  • Premature Birth: There is an elevated risk of preterm birth, which can result in long-term health issues for the child.

C. Adults

  • Cardiovascular Diseases: Non-smokers exposed to secondhand smoke are at a higher risk of developing heart disease and stroke. Even brief exposure can damage the lining of blood vessels, increasing the likelihood of cardiovascular problems.

  • Other Cancers: There is also a heightened risk of cancers of the nasal sinus, brain, bladder, and breast.

The Global Impact

Secondhand smoke is a global health issue, affecting millions of people worldwide. According to the World Health Organization (WHO), approximately 1.2 million deaths each year are attributed to exposure to secondhand smoke. This preventable cause of death and disease underscores the need for strict measures to protect public health.
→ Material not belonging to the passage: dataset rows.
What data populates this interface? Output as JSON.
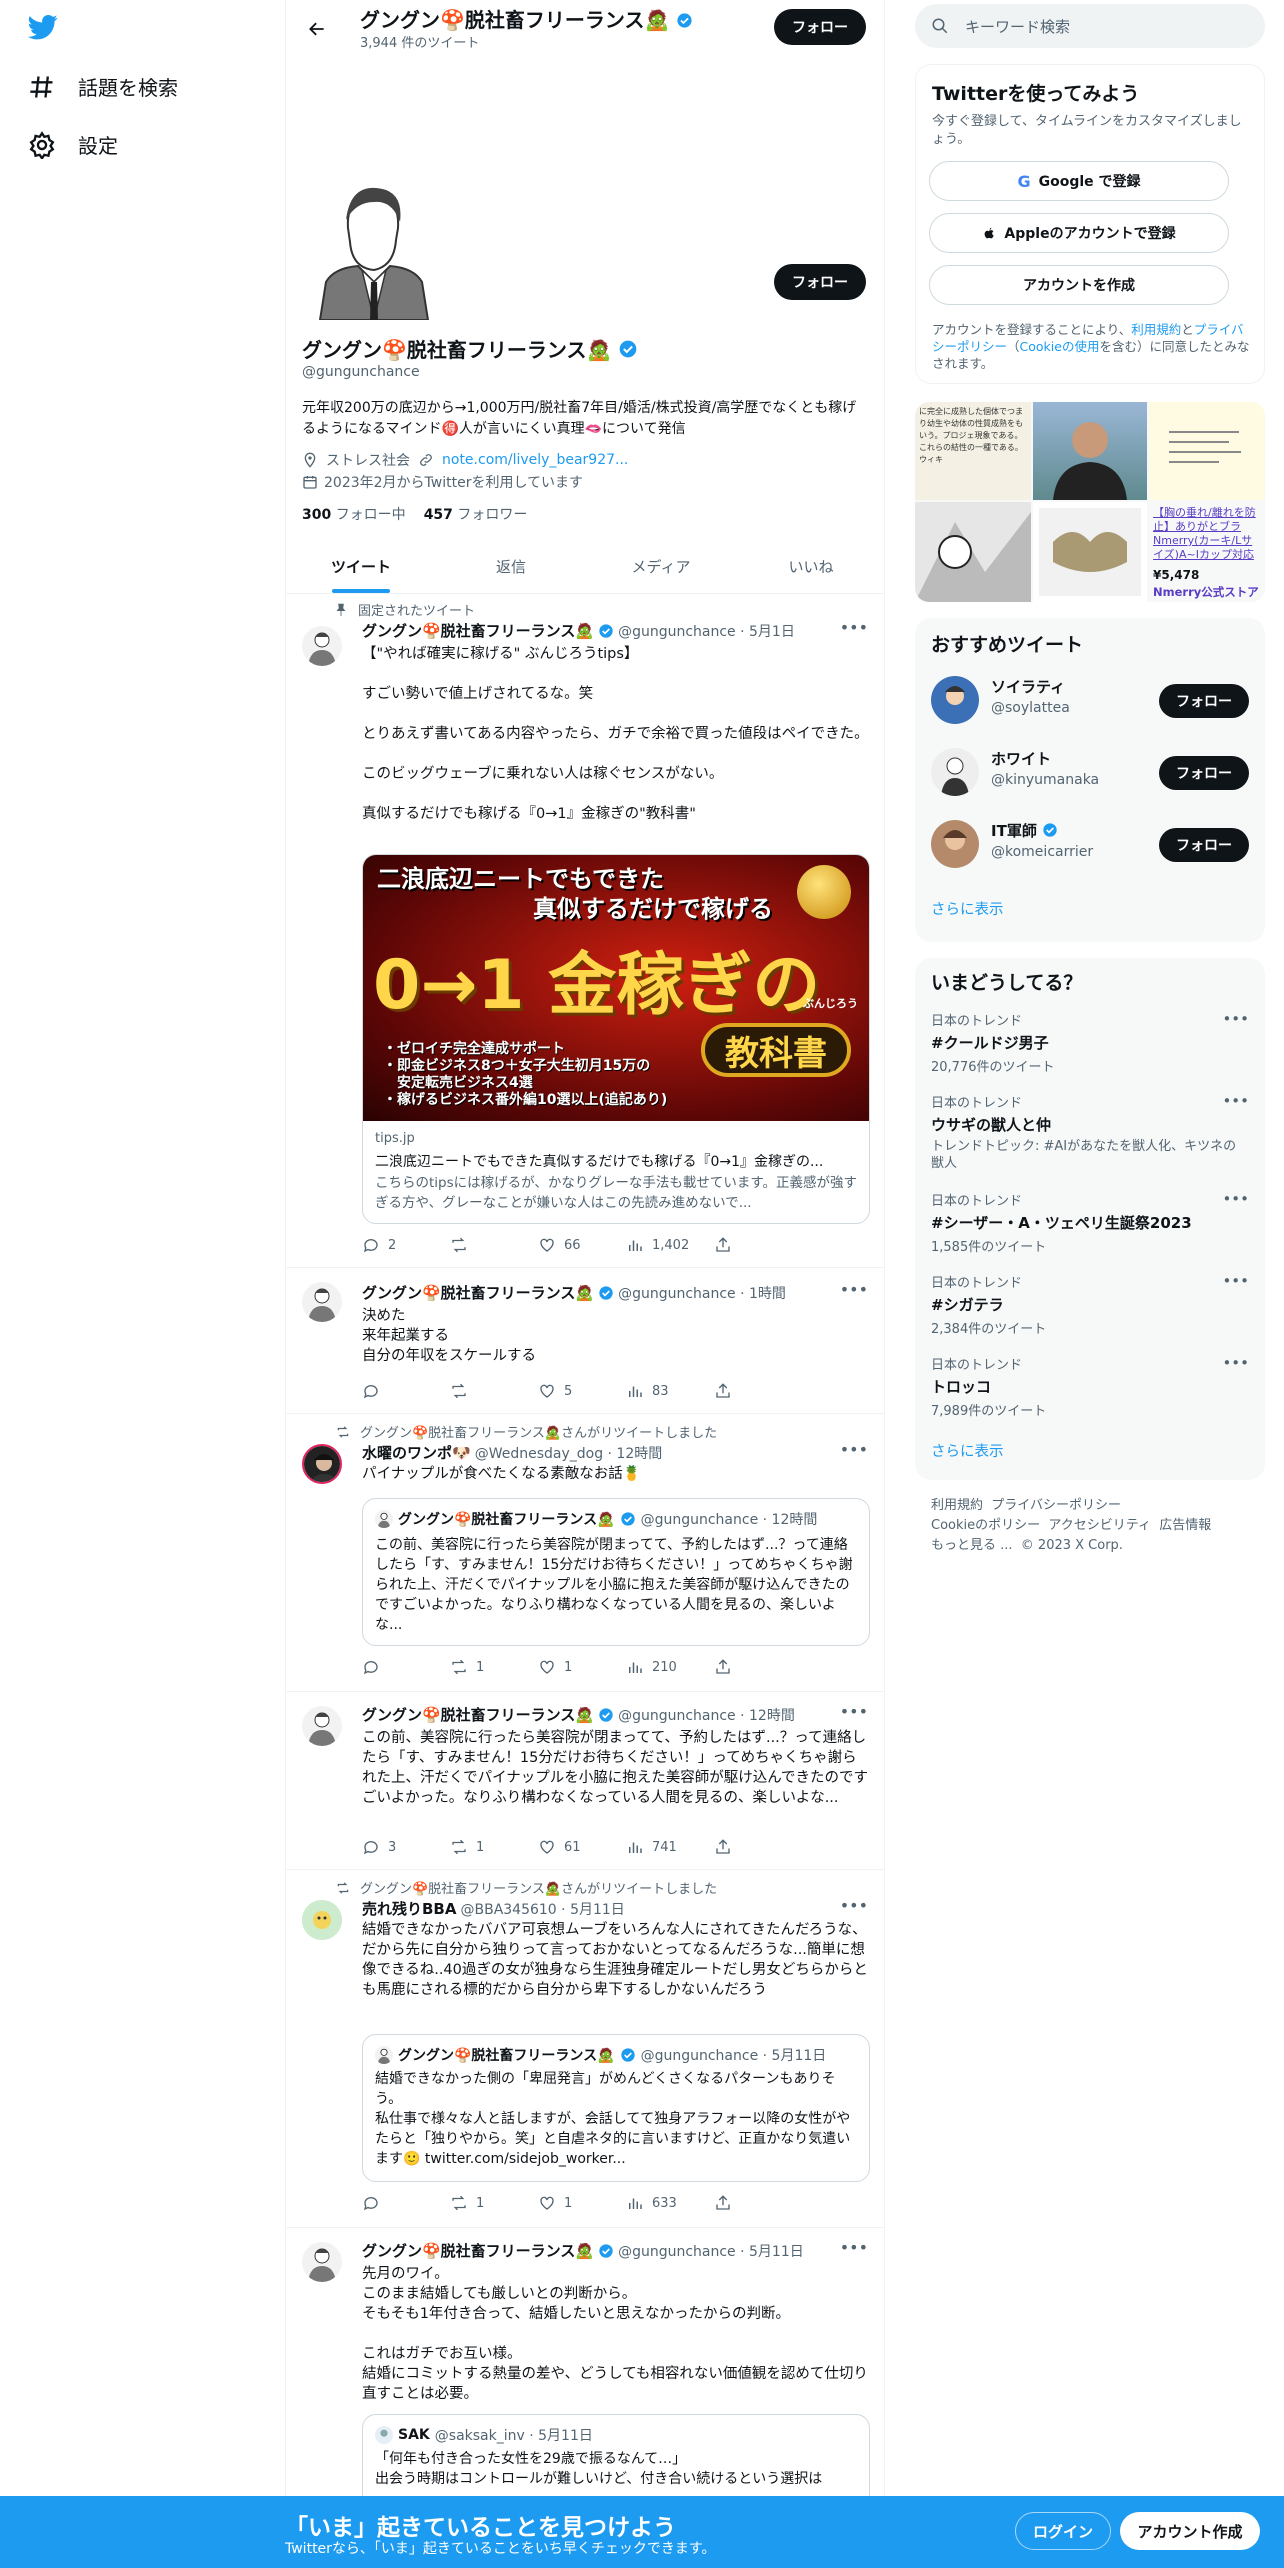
{
  "colors": {
    "accent": "#1d9bf0",
    "text": "#0f1419",
    "secondary": "#536471",
    "like": "#f91880"
  },
  "nav": {
    "explore": "話題を検索",
    "settings": "設定"
  },
  "header": {
    "name": "グングン🍄脱社畜フリーランス🧟",
    "tweet_count": "3,944 件のツイート",
    "follow": "フォロー"
  },
  "profile": {
    "name": "グングン🍄脱社畜フリーランス🧟",
    "handle": "@gungunchance",
    "bio": "元年収200万の底辺から→1,000万円/脱社畜7年目/婚活/株式投資/高学歴でなくとも稼げるようになるマインド🉐人が言いにくい真理🫦について発信",
    "location": "ストレス社会",
    "link": "note.com/lively_bear927...",
    "joined": "2023年2月からTwitterを利用しています",
    "following_count": "300",
    "following_label": "フォロー中",
    "followers_count": "457",
    "followers_label": "フォロワー",
    "follow": "フォロー"
  },
  "tabs": [
    "ツイート",
    "返信",
    "メディア",
    "いいね"
  ],
  "tweets": [
    {
      "pinned": "固定されたツイート",
      "name": "グングン🍄脱社畜フリーランス🧟",
      "meta": "@gungunchance · 5月1日",
      "text": "【\"やれば確実に稼げる\" ぶんじろうtips】\n\nすごい勢いで値上げされてるな。笑\n\nとりあえず書いてある内容やったら、ガチで余裕で買った値段はペイできた。\n\nこのビッグウェーブに乗れない人は稼ぐセンスがない。\n\n真似するだけでも稼げる『0→1』金稼ぎの\"教科書\"",
      "card": {
        "banner_top": "二浪底辺ニートでもできた",
        "banner_mid": "真似するだけで稼げる",
        "banner_big": "0→1 金稼ぎの",
        "banner_book": "教科書",
        "banner_author": "ぶんじろう",
        "bullets": [
          "・ゼロイチ完全達成サポート",
          "・即金ビジネス8つ＋女子大生初月15万の",
          "　安定転売ビジネス4選",
          "・稼げるビジネス番外編10選以上(追記あり)"
        ],
        "domain": "tips.jp",
        "title": "二浪底辺ニートでもできた真似するだけでも稼げる『0→1』金稼ぎの...",
        "desc": "こちらのtipsには稼げるが、かなりグレーな手法も載せています。正義感が強すぎる方や、グレーなことが嫌いな人はこの先読み進めないで..."
      },
      "replies": "2",
      "retweets": "",
      "likes": "66",
      "views": "1,402"
    },
    {
      "name": "グングン🍄脱社畜フリーランス🧟",
      "meta": "@gungunchance · 1時間",
      "text": "決めた\n来年起業する\n自分の年収をスケールする",
      "replies": "",
      "retweets": "",
      "likes": "5",
      "views": "83"
    },
    {
      "social": "グングン🍄脱社畜フリーランス🧟さんがリツイートしました",
      "name": "水曜のワンポ🐶",
      "meta": "@Wednesday_dog · 12時間",
      "text": "パイナップルが食べたくなる素敵なお話🍍",
      "quote": {
        "name": "グングン🍄脱社畜フリーランス🧟",
        "meta": "@gungunchance · 12時間",
        "text": "この前、美容院に行ったら美容院が閉まってて、予約したはず...？って連絡したら「す、すみません！15分だけお待ちください！」ってめちゃくちゃ謝られた上、汗だくでパイナップルを小脇に抱えた美容師が駆け込んできたのですごいよかった。なりふり構わなくなっている人間を見るの、楽しいよな..."
      },
      "replies": "",
      "retweets": "1",
      "likes": "1",
      "views": "210"
    },
    {
      "name": "グングン🍄脱社畜フリーランス🧟",
      "meta": "@gungunchance · 12時間",
      "text": "この前、美容院に行ったら美容院が閉まってて、予約したはず...？って連絡したら「す、すみません！15分だけお待ちください！」ってめちゃくちゃ謝られた上、汗だくでパイナップルを小脇に抱えた美容師が駆け込んできたのですごいよかった。なりふり構わなくなっている人間を見るの、楽しいよな...",
      "replies": "3",
      "retweets": "1",
      "likes": "61",
      "views": "741"
    },
    {
      "social": "グングン🍄脱社畜フリーランス🧟さんがリツイートしました",
      "name": "売れ残りBBA",
      "meta": "@BBA345610 · 5月11日",
      "text": "結婚できなかったババア可哀想ムーブをいろんな人にされてきたんだろうな、だから先に自分から独りって言っておかないとってなるんだろうな...簡単に想像できるね..40過ぎの女が独身なら生涯独身確定ルートだし男女どちらからとも馬鹿にされる標的だから自分から卑下するしかないんだろう",
      "quote": {
        "name": "グングン🍄脱社畜フリーランス🧟",
        "meta": "@gungunchance · 5月11日",
        "text": "結婚できなかった側の「卑屈発言」がめんどくさくなるパターンもありそう。\n私仕事で様々な人と話しますが、会話してて独身アラフォー以降の女性がやたらと「独りやから。笑」と自虐ネタ的に言いますけど、正直かなり気遣います🙂 twitter.com/sidejob_worker..."
      },
      "replies": "",
      "retweets": "1",
      "likes": "1",
      "views": "633"
    },
    {
      "name": "グングン🍄脱社畜フリーランス🧟",
      "meta": "@gungunchance · 5月11日",
      "text": "先月のワイ。\nこのまま結婚しても厳しいとの判断から。\nそもそも1年付き合って、結婚したいと思えなかったからの判断。\n\nこれはガチでお互い様。\n結婚にコミットする熱量の差や、どうしても相容れない価値観を認めて仕切り直すことは必要。",
      "quote": {
        "name": "SAK",
        "meta": "@saksak_inv · 5月11日",
        "text": "「何年も付き合った女性を29歳で振るなんて…」\n出会う時期はコントロールが難しいけど、付き合い続けるという選択は"
      }
    }
  ],
  "right": {
    "search_placeholder": "キーワード検索",
    "signup": {
      "title": "Twitterを使ってみよう",
      "subtitle": "今すぐ登録して、タイムラインをカスタマイズしましょう。",
      "google": "Google で登録",
      "apple": "Appleのアカウントで登録",
      "create": "アカウントを作成",
      "terms_a": "アカウントを登録することにより、",
      "terms_link1": "利用規約",
      "terms_b": "と",
      "terms_link2": "プライバシーポリシー",
      "terms_c": "（",
      "terms_link3": "Cookieの使用",
      "terms_d": "を含む）に同意したとみなされます。"
    },
    "ads": {
      "left_text": "に完全に成熟した個体でつまり幼生や幼体の性質成熟をもいう。プロジェ現象である。これらの結性の一種である。ウィキ",
      "product": "【胸の垂れ/離れを防止】ありがとブラNmerry(カーキ/Lサイズ)A~Iカップ対応",
      "price": "¥5,478",
      "shop": "Nmerry公式ストア"
    },
    "recommend": {
      "title": "おすすめツイート",
      "users": [
        {
          "name": "ソイラティ",
          "handle": "@soylattea"
        },
        {
          "name": "ホワイト",
          "handle": "@kinyumanaka"
        },
        {
          "name": "IT軍師",
          "handle": "@komeicarrier"
        }
      ],
      "follow": "フォロー",
      "more": "さらに表示"
    },
    "trends": {
      "title": "いまどうしてる？",
      "items": [
        {
          "cat": "日本のトレンド",
          "name": "#クールドジ男子",
          "count": "20,776件のツイート"
        },
        {
          "cat": "日本のトレンド",
          "name": "ウサギの獣人と仲",
          "count": "",
          "topic": "トレンドトピック: #AIがあなたを獣人化、キツネの獣人"
        },
        {
          "cat": "日本のトレンド",
          "name": "#シーザー・A・ツェペリ生誕祭2023",
          "count": "1,585件のツイート"
        },
        {
          "cat": "日本のトレンド",
          "name": "#シガテラ",
          "count": "2,384件のツイート"
        },
        {
          "cat": "日本のトレンド",
          "name": "トロッコ",
          "count": "7,989件のツイート"
        }
      ],
      "more": "さらに表示"
    },
    "footer": {
      "l1": "利用規約",
      "l2": "プライバシーポリシー",
      "l3": "Cookieのポリシー",
      "l4": "アクセシビリティ",
      "l5": "広告情報",
      "l6": "もっと見る ...",
      "copy": "© 2023 X Corp."
    }
  },
  "banner": {
    "title": "「いま」起きていることを見つけよう",
    "subtitle": "Twitterなら、「いま」起きていることをいち早くチェックできます。",
    "login": "ログイン",
    "signup": "アカウント作成"
  }
}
The Love Central - Secondhand Smoke: Protecting the Innocent from Harmful Exposure
Image credit freepik

Protecting the Innocent: Steps and Strategies
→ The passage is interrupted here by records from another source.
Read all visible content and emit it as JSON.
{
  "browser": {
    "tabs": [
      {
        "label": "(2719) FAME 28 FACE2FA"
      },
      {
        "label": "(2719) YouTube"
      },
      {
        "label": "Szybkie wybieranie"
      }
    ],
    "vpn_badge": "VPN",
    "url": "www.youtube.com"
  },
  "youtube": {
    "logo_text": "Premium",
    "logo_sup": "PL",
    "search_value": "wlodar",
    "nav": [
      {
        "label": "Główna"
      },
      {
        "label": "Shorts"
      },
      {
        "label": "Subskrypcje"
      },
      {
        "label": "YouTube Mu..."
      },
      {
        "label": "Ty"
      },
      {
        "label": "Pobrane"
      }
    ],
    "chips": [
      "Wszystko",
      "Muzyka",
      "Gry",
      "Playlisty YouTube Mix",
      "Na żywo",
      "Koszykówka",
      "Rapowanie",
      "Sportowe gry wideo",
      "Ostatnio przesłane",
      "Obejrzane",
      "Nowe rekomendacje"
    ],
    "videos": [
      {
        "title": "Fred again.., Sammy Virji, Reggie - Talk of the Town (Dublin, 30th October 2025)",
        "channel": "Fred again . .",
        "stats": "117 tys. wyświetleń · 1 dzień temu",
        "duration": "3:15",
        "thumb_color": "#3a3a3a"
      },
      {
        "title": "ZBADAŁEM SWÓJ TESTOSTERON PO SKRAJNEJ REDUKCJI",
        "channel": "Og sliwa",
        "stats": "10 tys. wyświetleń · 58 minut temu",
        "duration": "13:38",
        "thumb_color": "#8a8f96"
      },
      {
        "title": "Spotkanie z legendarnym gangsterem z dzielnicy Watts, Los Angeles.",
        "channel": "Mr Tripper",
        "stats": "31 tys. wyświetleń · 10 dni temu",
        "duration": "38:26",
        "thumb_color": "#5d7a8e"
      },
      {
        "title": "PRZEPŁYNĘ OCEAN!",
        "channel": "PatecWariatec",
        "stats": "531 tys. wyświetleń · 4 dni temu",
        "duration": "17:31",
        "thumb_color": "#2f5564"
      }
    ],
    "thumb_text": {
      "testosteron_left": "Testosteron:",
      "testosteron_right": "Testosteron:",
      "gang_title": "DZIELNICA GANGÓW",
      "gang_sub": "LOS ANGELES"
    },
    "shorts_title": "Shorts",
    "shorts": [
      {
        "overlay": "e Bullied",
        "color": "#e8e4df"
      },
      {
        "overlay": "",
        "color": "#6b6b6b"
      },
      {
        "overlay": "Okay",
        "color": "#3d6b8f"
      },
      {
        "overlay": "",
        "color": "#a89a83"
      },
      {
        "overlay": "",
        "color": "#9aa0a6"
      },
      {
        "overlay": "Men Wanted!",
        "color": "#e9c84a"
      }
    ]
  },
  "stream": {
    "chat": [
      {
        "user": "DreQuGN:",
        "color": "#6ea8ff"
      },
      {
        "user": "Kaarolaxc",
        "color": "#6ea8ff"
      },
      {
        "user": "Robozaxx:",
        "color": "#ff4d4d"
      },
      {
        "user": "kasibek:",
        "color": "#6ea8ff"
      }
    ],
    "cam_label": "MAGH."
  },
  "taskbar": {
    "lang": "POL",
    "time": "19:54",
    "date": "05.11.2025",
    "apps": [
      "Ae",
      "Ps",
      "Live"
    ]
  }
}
I. Smoke-Free Homes

Establishing a strict no-smoking policy inside homes is crucial. Smokers should be encouraged to smoke outside, far from windows and doors.

Families should be educated about the dangers of secondhand smoke and the importance of maintaining a smoke-free environment.

II. Smoke-Free Public Places

  • Governments should enact and enforce laws banning smoking in public places, including restaurants, bars, parks, and workplaces. Strong enforcement ensures compliance and protects non-smokers.

  • In places where smoking cannot be entirely banned, designated smoking areas should be established far away from non-smokers.

III. Awareness Campaigns

  • Governments and health organizations should run campaigns to raise awareness about the dangers of secondhand smoke. Information should be disseminated through various media channels to reach a broad audience.

  • Integrating education about the harms of tobacco use and secondhand smoke into school curricula empowers the younger generation to make informed decisions and advocate for smoke-free environments.

IV. Supporting Smokers to Quit

  • Providing resources and support for smokers to quit can reduce the prevalence of smoking and, consequently, secondhand smoke exposure. This includes access to counseling, nicotine replacement therapies, and medications.

  • Encouraging workplaces and communities to support smoking cessation efforts can help smokers in their journey to quit, benefiting both smokers and non-smokers.

Personal Responsibility and Community Action

While policies and regulations play a vital role, individual actions are equally important. Smokers need to be mindful of the impact their habit has on others, especially children. Non-smokers should advocate for their right to clean air and support measures that promote smoke-free environments.

Conclusion: Protecting the Innocent from Secondhand Smoke

World No Tobacco Day serves as a powerful reminder of the ongoing battle against tobacco use and the urgent need to protect the innocent from the harmful effects of secondhand smoke.

This year, as we advocate for the protection of our youth, let’s also champion the safety of all innocents by raising awareness about the dangers of secondhand smoke and pushing for strong smoke-free policies.

By working together, we can create a healthier future for children and ensure they breathe clean, smoke-free air.

5 1 vote
Article Rating
Subscribe
Notify of
guest
0 Comments
Inline Feedbacks
View all comments
0
Would love your thoughts, please comment.x
()
x